• Your task: Write out the entries exactly, leaving out every picture.

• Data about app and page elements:

-*-

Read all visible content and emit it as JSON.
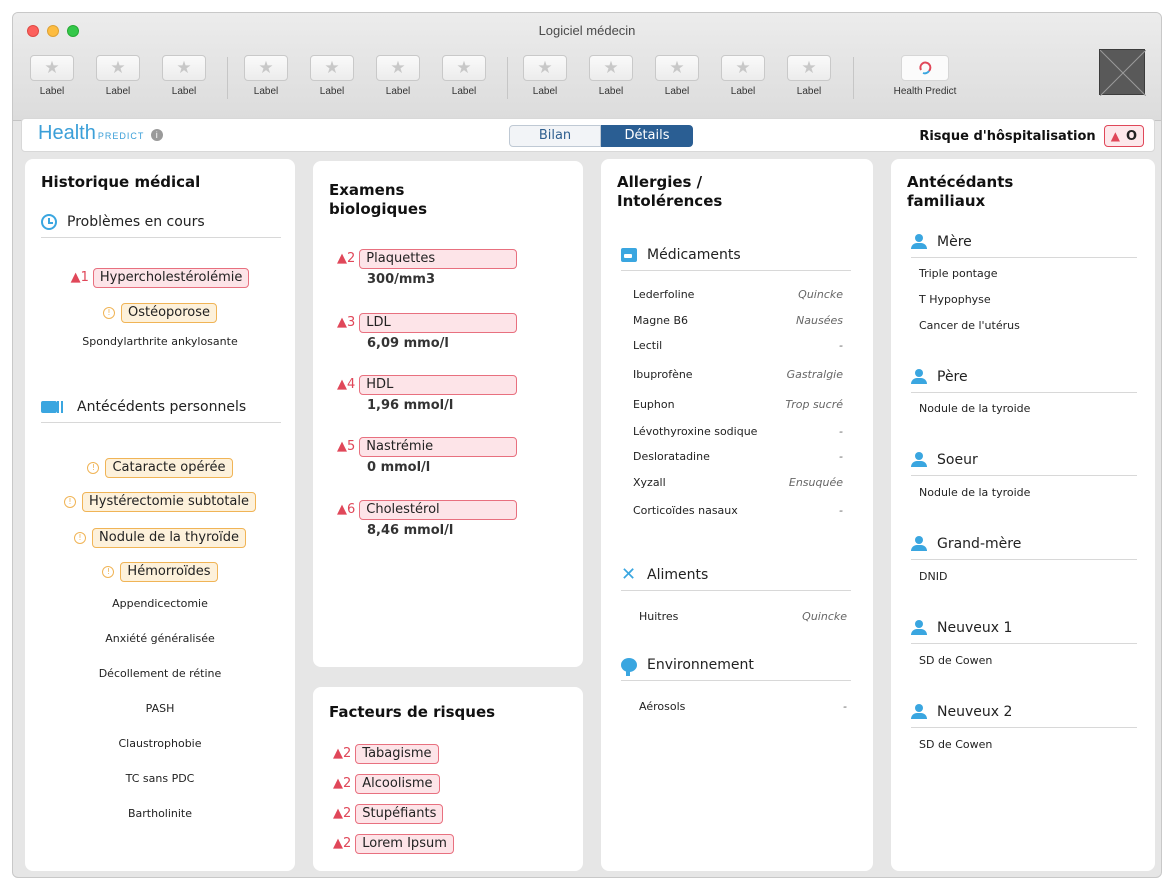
{
  "window": {
    "title": "Logiciel médecin"
  },
  "toolbar": {
    "buttons": [
      "Label",
      "Label",
      "Label",
      "Label",
      "Label",
      "Label",
      "Label",
      "Label",
      "Label",
      "Label",
      "Label",
      "Label"
    ],
    "health_predict_label": "Health Predict"
  },
  "header": {
    "logo_main": "Health",
    "logo_sub": "PREDICT",
    "info_symbol": "i",
    "tabs": [
      {
        "label": "Bilan",
        "active": false
      },
      {
        "label": "Détails",
        "active": true
      }
    ],
    "risk_label": "Risque d'hôspitalisation",
    "risk_value": "O"
  },
  "history": {
    "title": "Historique médical",
    "current": {
      "title": "Problèmes en cours",
      "items": [
        {
          "label": "Hypercholestérolémie",
          "level": "red",
          "severity": "1"
        },
        {
          "label": "Ostéoporose",
          "level": "orange"
        },
        {
          "label": "Spondylarthrite ankylosante",
          "level": "none"
        }
      ]
    },
    "personal": {
      "title": "Antécédents personnels",
      "items": [
        {
          "label": "Cataracte opérée",
          "level": "orange"
        },
        {
          "label": "Hystérectomie subtotale",
          "level": "orange"
        },
        {
          "label": "Nodule de la thyroïde",
          "level": "orange"
        },
        {
          "label": "Hémorroïdes",
          "level": "orange"
        },
        {
          "label": "Appendicectomie",
          "level": "none"
        },
        {
          "label": "Anxiété généralisée",
          "level": "none"
        },
        {
          "label": "Décollement de rétine",
          "level": "none"
        },
        {
          "label": "PASH",
          "level": "none"
        },
        {
          "label": "Claustrophobie",
          "level": "none"
        },
        {
          "label": "TC sans PDC",
          "level": "none"
        },
        {
          "label": "Bartholinite",
          "level": "none"
        }
      ]
    }
  },
  "exams": {
    "title": "Examens biologiques",
    "items": [
      {
        "severity": "2",
        "label": "Plaquettes",
        "value": "300/mm3"
      },
      {
        "severity": "3",
        "label": "LDL",
        "value": "6,09 mmo/l"
      },
      {
        "severity": "4",
        "label": "HDL",
        "value": "1,96 mmol/l"
      },
      {
        "severity": "5",
        "label": "Nastrémie",
        "value": "0 mmol/l"
      },
      {
        "severity": "6",
        "label": "Cholestérol",
        "value": "8,46 mmol/l"
      }
    ]
  },
  "risk_factors": {
    "title": "Facteurs de risques",
    "items": [
      {
        "severity": "2",
        "label": "Tabagisme"
      },
      {
        "severity": "2",
        "label": "Alcoolisme"
      },
      {
        "severity": "2",
        "label": "Stupéfiants"
      },
      {
        "severity": "2",
        "label": "Lorem Ipsum"
      }
    ]
  },
  "allergies": {
    "title": "Allergies / Intolérences",
    "medications": {
      "title": "Médicaments",
      "rows": [
        {
          "name": "Lederfoline",
          "reaction": "Quincke"
        },
        {
          "name": "Magne B6",
          "reaction": "Nausées"
        },
        {
          "name": "Lectil",
          "reaction": "-"
        },
        {
          "name": "Ibuprofène",
          "reaction": "Gastralgie"
        },
        {
          "name": "Euphon",
          "reaction": "Trop sucré"
        },
        {
          "name": "Lévothyroxine sodique",
          "reaction": "-"
        },
        {
          "name": "Desloratadine",
          "reaction": "-"
        },
        {
          "name": "Xyzall",
          "reaction": "Ensuquée"
        },
        {
          "name": "Corticoïdes nasaux",
          "reaction": "-"
        }
      ]
    },
    "food": {
      "title": "Aliments",
      "rows": [
        {
          "name": "Huitres",
          "reaction": "Quincke"
        }
      ]
    },
    "environment": {
      "title": "Environnement",
      "rows": [
        {
          "name": "Aérosols",
          "reaction": "-"
        }
      ]
    }
  },
  "family": {
    "title": "Antécédants familiaux",
    "members": [
      {
        "relation": "Mère",
        "items": [
          "Triple pontage",
          "T Hypophyse",
          "Cancer de l'utérus"
        ]
      },
      {
        "relation": "Père",
        "items": [
          "Nodule de la tyroide"
        ]
      },
      {
        "relation": "Soeur",
        "items": [
          "Nodule de la tyroide"
        ]
      },
      {
        "relation": "Grand-mère",
        "items": [
          "DNID"
        ]
      },
      {
        "relation": "Neuveux 1",
        "items": [
          "SD de Cowen"
        ]
      },
      {
        "relation": "Neuveux 2",
        "items": [
          "SD de Cowen"
        ]
      }
    ]
  },
  "colors": {
    "accent": "#3aa6e0",
    "alert_red": "#e04759",
    "warning_orange": "#f0b456",
    "active_tab": "#2a5e93"
  }
}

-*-

• Task solution:
Read all visible content and emit it as JSON.
{
  "window": {
    "title": "Logiciel médecin"
  },
  "toolbar": {
    "buttons": [
      "Label",
      "Label",
      "Label",
      "Label",
      "Label",
      "Label",
      "Label",
      "Label",
      "Label",
      "Label",
      "Label",
      "Label"
    ],
    "health_predict_label": "Health Predict"
  },
  "header": {
    "logo_main": "Health",
    "logo_sub": "PREDICT",
    "info_symbol": "i",
    "tabs": [
      {
        "label": "Bilan",
        "active": false
      },
      {
        "label": "Détails",
        "active": true
      }
    ],
    "risk_label": "Risque d'hôspitalisation",
    "risk_value": "O"
  },
  "history": {
    "title": "Historique médical",
    "current": {
      "title": "Problèmes en cours",
      "items": [
        {
          "label": "Hypercholestérolémie",
          "level": "red",
          "severity": "1"
        },
        {
          "label": "Ostéoporose",
          "level": "orange"
        },
        {
          "label": "Spondylarthrite ankylosante",
          "level": "none"
        }
      ]
    },
    "personal": {
      "title": "Antécédents personnels",
      "items": [
        {
          "label": "Cataracte opérée",
          "level": "orange"
        },
        {
          "label": "Hystérectomie subtotale",
          "level": "orange"
        },
        {
          "label": "Nodule de la thyroïde",
          "level": "orange"
        },
        {
          "label": "Hémorroïdes",
          "level": "orange"
        },
        {
          "label": "Appendicectomie",
          "level": "none"
        },
        {
          "label": "Anxiété généralisée",
          "level": "none"
        },
        {
          "label": "Décollement de rétine",
          "level": "none"
        },
        {
          "label": "PASH",
          "level": "none"
        },
        {
          "label": "Claustrophobie",
          "level": "none"
        },
        {
          "label": "TC sans PDC",
          "level": "none"
        },
        {
          "label": "Bartholinite",
          "level": "none"
        }
      ]
    }
  },
  "exams": {
    "title": "Examens biologiques",
    "items": [
      {
        "severity": "2",
        "label": "Plaquettes",
        "value": "300/mm3"
      },
      {
        "severity": "3",
        "label": "LDL",
        "value": "6,09 mmo/l"
      },
      {
        "severity": "4",
        "label": "HDL",
        "value": "1,96 mmol/l"
      },
      {
        "severity": "5",
        "label": "Nastrémie",
        "value": "0 mmol/l"
      },
      {
        "severity": "6",
        "label": "Cholestérol",
        "value": "8,46 mmol/l"
      }
    ]
  },
  "risk_factors": {
    "title": "Facteurs de risques",
    "items": [
      {
        "severity": "2",
        "label": "Tabagisme"
      },
      {
        "severity": "2",
        "label": "Alcoolisme"
      },
      {
        "severity": "2",
        "label": "Stupéfiants"
      },
      {
        "severity": "2",
        "label": "Lorem Ipsum"
      }
    ]
  },
  "allergies": {
    "title": "Allergies / Intolérences",
    "medications": {
      "title": "Médicaments",
      "rows": [
        {
          "name": "Lederfoline",
          "reaction": "Quincke"
        },
        {
          "name": "Magne B6",
          "reaction": "Nausées"
        },
        {
          "name": "Lectil",
          "reaction": "-"
        },
        {
          "name": "Ibuprofène",
          "reaction": "Gastralgie"
        },
        {
          "name": "Euphon",
          "reaction": "Trop sucré"
        },
        {
          "name": "Lévothyroxine sodique",
          "reaction": "-"
        },
        {
          "name": "Desloratadine",
          "reaction": "-"
        },
        {
          "name": "Xyzall",
          "reaction": "Ensuquée"
        },
        {
          "name": "Corticoïdes nasaux",
          "reaction": "-"
        }
      ]
    },
    "food": {
      "title": "Aliments",
      "rows": [
        {
          "name": "Huitres",
          "reaction": "Quincke"
        }
      ]
    },
    "environment": {
      "title": "Environnement",
      "rows": [
        {
          "name": "Aérosols",
          "reaction": "-"
        }
      ]
    }
  },
  "family": {
    "title": "Antécédants familiaux",
    "members": [
      {
        "relation": "Mère",
        "items": [
          "Triple pontage",
          "T Hypophyse",
          "Cancer de l'utérus"
        ]
      },
      {
        "relation": "Père",
        "items": [
          "Nodule de la tyroide"
        ]
      },
      {
        "relation": "Soeur",
        "items": [
          "Nodule de la tyroide"
        ]
      },
      {
        "relation": "Grand-mère",
        "items": [
          "DNID"
        ]
      },
      {
        "relation": "Neuveux 1",
        "items": [
          "SD de Cowen"
        ]
      },
      {
        "relation": "Neuveux 2",
        "items": [
          "SD de Cowen"
        ]
      }
    ]
  },
  "colors": {
    "accent": "#3aa6e0",
    "alert_red": "#e04759",
    "warning_orange": "#f0b456",
    "active_tab": "#2a5e93"
  }
}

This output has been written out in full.